In an ironic twist during her campaign for the development of creative industries, Trade Minister Mari Elka Pangestu was met Sunday with protests during her visit to a center of creative industry in Cirebon, West Java.
Dozens of protesters claiming to be members of the Cirebon Rattan Craftsmen Society staged protests to demand the minister revoke a 2005 ministerial regulation on rattan export terms and conditions.
The protests forced Mari to cancel her scheduled visit to batik shop Galeri Batik EB Traditional Cirebon.
Rattan is one of the province's top creative businesses.
Badrudin, chairman of the society, claimed the regulation had encouraged raw rattan producers to export their products, thus resulting in a raw material shortage and the loss of 300,000 local jobs.
"We want to meet with Trade Minister Mari to show her that the Trade Ministry's regulation is harmful to the nation and rattan craftsmen," he said as quoted by Antara.
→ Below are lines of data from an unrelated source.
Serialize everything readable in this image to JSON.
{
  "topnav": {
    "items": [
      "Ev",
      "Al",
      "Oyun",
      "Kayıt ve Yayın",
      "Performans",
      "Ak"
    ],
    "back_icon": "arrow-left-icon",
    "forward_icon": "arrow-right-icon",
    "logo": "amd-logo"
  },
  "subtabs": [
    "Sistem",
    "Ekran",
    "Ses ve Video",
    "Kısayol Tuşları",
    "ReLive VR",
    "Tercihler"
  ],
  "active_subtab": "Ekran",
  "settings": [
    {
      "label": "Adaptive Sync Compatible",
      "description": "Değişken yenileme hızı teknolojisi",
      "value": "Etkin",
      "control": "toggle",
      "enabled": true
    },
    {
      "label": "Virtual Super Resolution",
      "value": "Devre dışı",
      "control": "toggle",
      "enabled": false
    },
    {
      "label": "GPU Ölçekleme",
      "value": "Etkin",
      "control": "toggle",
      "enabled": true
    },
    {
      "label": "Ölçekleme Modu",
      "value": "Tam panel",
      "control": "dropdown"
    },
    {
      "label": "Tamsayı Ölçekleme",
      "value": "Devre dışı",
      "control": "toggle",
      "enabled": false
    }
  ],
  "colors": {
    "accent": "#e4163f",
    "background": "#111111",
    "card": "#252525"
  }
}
But Mari dismissed the shortage issue, saying raw rattan "does exist. Perhaps there are other problems they're facing."
Diah Maulida, the ministry's director general for international trade, said however a revision to the regulation was being drafted because "there are still many raw rattan suppliers selling their goods to traders who then export the raw rattan overseas".
Indonesian Rattan Furniture and Craft Association (AMKRI) chairman Hatta Sinatra previously said the country was running short of raw rattan since the implementation of the regulation, which stipulates quotas for exports of rattan at different grades.
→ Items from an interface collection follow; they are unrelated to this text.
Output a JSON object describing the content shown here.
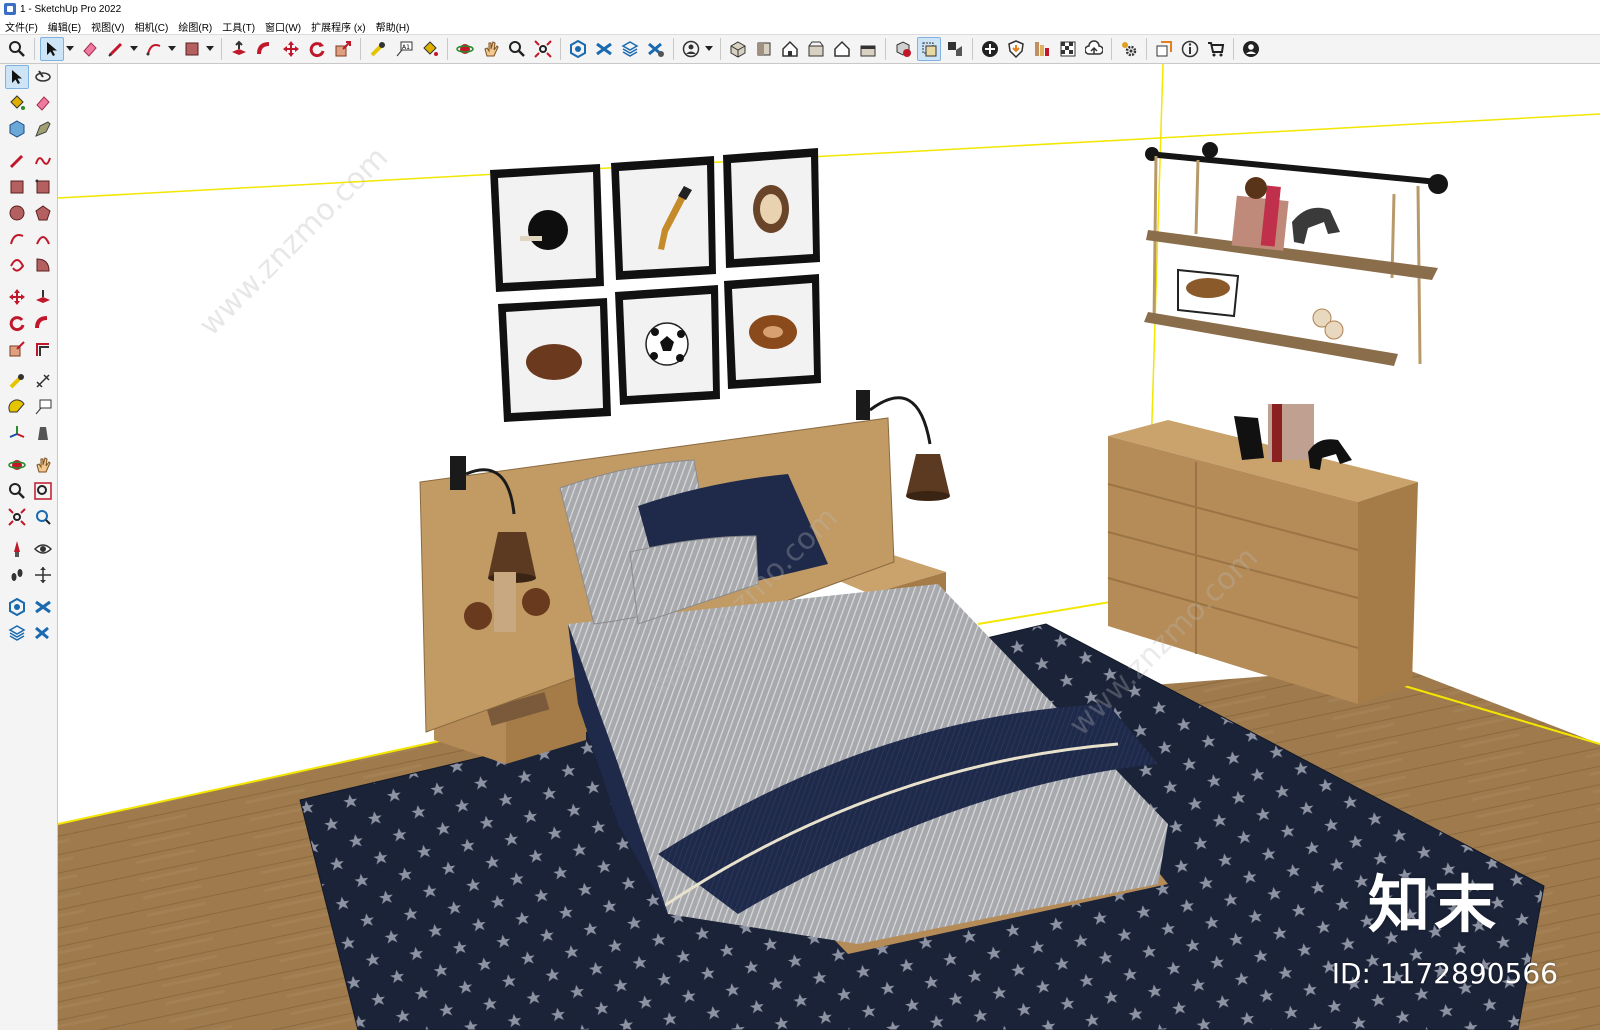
{
  "window": {
    "title": "1 - SketchUp Pro 2022"
  },
  "menu": [
    {
      "id": "file",
      "label": "文件(F)"
    },
    {
      "id": "edit",
      "label": "编辑(E)"
    },
    {
      "id": "view",
      "label": "视图(V)"
    },
    {
      "id": "camera",
      "label": "相机(C)"
    },
    {
      "id": "draw",
      "label": "绘图(R)"
    },
    {
      "id": "tools",
      "label": "工具(T)"
    },
    {
      "id": "window",
      "label": "窗口(W)"
    },
    {
      "id": "extensions",
      "label": "扩展程序 (x)"
    },
    {
      "id": "help",
      "label": "帮助(H)"
    }
  ],
  "toolbar": {
    "active_tool": "select-tool",
    "groups": [
      [
        "search-icon"
      ],
      [
        "select-arrow-icon",
        "eraser-icon",
        "pencil-line-icon",
        "arc-icon",
        "rectangle-icon"
      ],
      [
        "push-pull-icon",
        "follow-me-icon",
        "move-icon",
        "rotate-icon",
        "scale-icon"
      ],
      [
        "tape-measure-icon",
        "text-label-icon",
        "paint-bucket-icon"
      ],
      [
        "orbit-icon",
        "pan-hand-icon",
        "zoom-icon",
        "zoom-extents-icon"
      ],
      [
        "3d-warehouse-icon",
        "extension-warehouse-icon",
        "layout-send-icon",
        "extension-manager-icon"
      ],
      [
        "account-icon"
      ],
      [
        "iso-view-icon",
        "top-view-icon",
        "front-view-icon",
        "right-view-icon",
        "back-view-icon",
        "left-view-icon"
      ],
      [
        "x-ray-icon",
        "back-edges-icon",
        "hidden-line-icon"
      ],
      [
        "add-location-icon",
        "shield-icon",
        "solid-inspector-icon",
        "styles-icon",
        "cloud-icon"
      ],
      [
        "settings-icon"
      ],
      [
        "scenes-icon",
        "info-icon",
        "cart-icon"
      ],
      [
        "user-profile-icon"
      ]
    ]
  },
  "left_toolbar": {
    "rows": [
      [
        "select-arrow-icon",
        "orbit-icon"
      ],
      [
        "paint-bucket-icon",
        "eraser-icon"
      ],
      [
        "component-icon",
        "tag-icon"
      ],
      [
        "pencil-line-icon",
        "freehand-icon"
      ],
      [
        "rectangle-icon",
        "rotated-rectangle-icon"
      ],
      [
        "circle-icon",
        "polygon-icon"
      ],
      [
        "arc-icon",
        "two-point-arc-icon"
      ],
      [
        "three-point-arc-icon",
        "pie-icon"
      ],
      [
        "move-icon",
        "push-pull-icon"
      ],
      [
        "rotate-icon",
        "follow-me-icon"
      ],
      [
        "scale-icon",
        "offset-icon"
      ],
      [
        "tape-measure-icon",
        "dimension-icon"
      ],
      [
        "protractor-icon",
        "text-label-icon"
      ],
      [
        "axes-icon",
        "3d-text-icon"
      ],
      [
        "orbit-icon",
        "pan-hand-icon"
      ],
      [
        "zoom-icon",
        "zoom-window-icon"
      ],
      [
        "zoom-extents-icon",
        "previous-view-icon"
      ],
      [
        "position-camera-icon",
        "look-around-icon"
      ],
      [
        "walk-icon",
        "section-plane-icon"
      ],
      [
        "3d-warehouse-icon",
        "extension-warehouse-icon"
      ],
      [
        "layout-send-icon",
        "extension-manager-icon"
      ]
    ]
  },
  "colors": {
    "axis_yellow": "#f3e600",
    "floor_wood": "#a07c50",
    "rug_navy": "#1b2338",
    "furniture_wood": "#c49a63",
    "wall_white": "#ffffff"
  },
  "scene": {
    "watermark_text": "www.znzmo.com",
    "brand_logo": "知末",
    "brand_id": "ID: 1172890566"
  }
}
"The raw rattan shortage has forced 144 rattan crafts enterprises to shut down since the implementation of the 2005 regulation," he told the press at the Trade Ministry after a meeting with Trade Ministry and Industry Ministry officials to discuss the matter.
AMKRI secretary-general Abdul Sobur said the closures of the 144 enterprises, all in Cirebon, had led to 60,000 to 70,000 workers being laid off.
Rattan craft enterprises in Cirebon make up 80 percent of the country's total rattan craft enterprises.
The Central Statistics Agency (BPS) recorded that finished rattan exports reached US$343 million in 2006 and $319 million in 2007.
To help settle the issue, Hatta said he expected the government to stop issuing export permits.
"There is no guarantee that we'll have enough feedstock of raw rattan when quotas are imposed," he said.
The 2005 regulation allows a maximum of 25,000 tons per year for export of raw rattan, a maximum of 16,000 tons per year for export of semi-finished rattan produced from sega and irit plants, and a maximum of 36,000 tons per year for export of semi-finished rattan produced from other plants.
Industry Ministry data shows the country produces 600,000 tons of raw rattan annually, with potential production of up to 622,000 tons, or around 80 percent of the world's total production of rattan.
Rattan-producing regions include Sumatra, Kalimantan, Sulawesi and Papua. Domestic demand for raw rattan reaches 300,000 tons per annum, according to Indonesian Furniture Entrepreneur Association (Asmindo) head Ambar Tjahyono.